Types of Restraining Orders
While all restraining orders are meant to separate people from contact with certain others, there are a variety of types of restraining orders. The most common type of restraining order is considered official and time restrained, meaning all parties have been notified of the terms of the order, and neither party can violate such terms within a given period of time. However, a temporary restraining order can be granted even if both parties are not aware of the order. An example of this may be when one party feels threatened and the other party cannot be located. These types of orders are usually granted on an emergency basis when a life is being threatened.
Penalties for Violating a Restraining Order
If you have been issued a restraining order, violating it may come with severe consequences.

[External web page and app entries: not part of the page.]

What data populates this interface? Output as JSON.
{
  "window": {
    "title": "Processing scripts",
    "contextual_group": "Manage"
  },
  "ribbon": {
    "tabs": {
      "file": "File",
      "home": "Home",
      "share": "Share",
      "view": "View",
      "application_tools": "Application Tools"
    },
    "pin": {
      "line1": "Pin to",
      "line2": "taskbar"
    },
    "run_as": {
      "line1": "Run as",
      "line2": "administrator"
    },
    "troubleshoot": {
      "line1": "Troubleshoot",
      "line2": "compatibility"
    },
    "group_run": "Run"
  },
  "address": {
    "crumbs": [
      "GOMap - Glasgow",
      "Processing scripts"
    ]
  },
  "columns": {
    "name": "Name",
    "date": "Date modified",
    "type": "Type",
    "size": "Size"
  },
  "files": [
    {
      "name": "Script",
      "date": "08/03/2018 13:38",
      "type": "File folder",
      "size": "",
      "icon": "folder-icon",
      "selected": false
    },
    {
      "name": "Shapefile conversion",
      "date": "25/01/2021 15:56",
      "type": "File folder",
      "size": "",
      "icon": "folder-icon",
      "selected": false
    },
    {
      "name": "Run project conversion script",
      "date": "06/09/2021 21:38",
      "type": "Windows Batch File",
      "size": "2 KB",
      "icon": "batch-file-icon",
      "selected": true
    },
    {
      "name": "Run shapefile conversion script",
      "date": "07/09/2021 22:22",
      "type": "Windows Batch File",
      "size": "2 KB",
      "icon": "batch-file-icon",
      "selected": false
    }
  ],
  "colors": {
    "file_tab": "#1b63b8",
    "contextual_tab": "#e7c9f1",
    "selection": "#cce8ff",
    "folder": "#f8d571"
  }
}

In most cases, violating a restraining order can result in jail time, fines and other penalties. If you happen to be on probation from another criminal conviction when found in violation of a restraining order, you may also face penalties from your original conviction in conjunction with penalties from violating your restraining order. Typically, the penalties for violating an official restraining order range from jail time to severe fines that can reach into the thousands of dollars.
Violating Your Own Restraining Order
At times, it is possible to violate your own restraining order, and thus, you yourself may be facing charges. Keep in mind that a restraining order is issued through a local, state or federal law enforcement office, and so all parties must abide by the terms. If you have sought out a restraining order against someone, and then you make contact, you run the risk of being found guilty of violating the order yourself. Our Charlotte criminal defense attorney warns that if you have brought forward a restraining order complaint, you cannot make contact with the person to whom the order has been issued against unless you want to face criminal charges yourself.
If you are facing charges for violating a restraining order, or if you have inadvertently violated a restraining order that you sought out yourself, you may need to partner with criminal defense attorney. A criminal defense attorney can examine the specifics of your particular case and restraining order, and he or she can assist you in not only building the best defense, but also in figuring out the best course of action to keep you protected in the future.
Remember, your health and your happiness is too important to risk. Don’t allow someone else to have control over your safety and security. If you feel that you or your loved ones are in danger, please seek out the protection of law enforcement and a restraining order. If you have already done so and you feel that your rights are not being respected, seek out the services of an attorney at once by searching the Internet or by looking through your local phone book.
Shelby Warden is a legal researcher and regular contributing author for the Law Firm of Powers McCartan in North Carolina. If you have been charged with violating a restraining order in North Carolina, it is important you take that this charge seriously. By contacting an aggressive Charlotte criminal defense attorney from Powers McCartan you can be confident they will fight to protect your rights.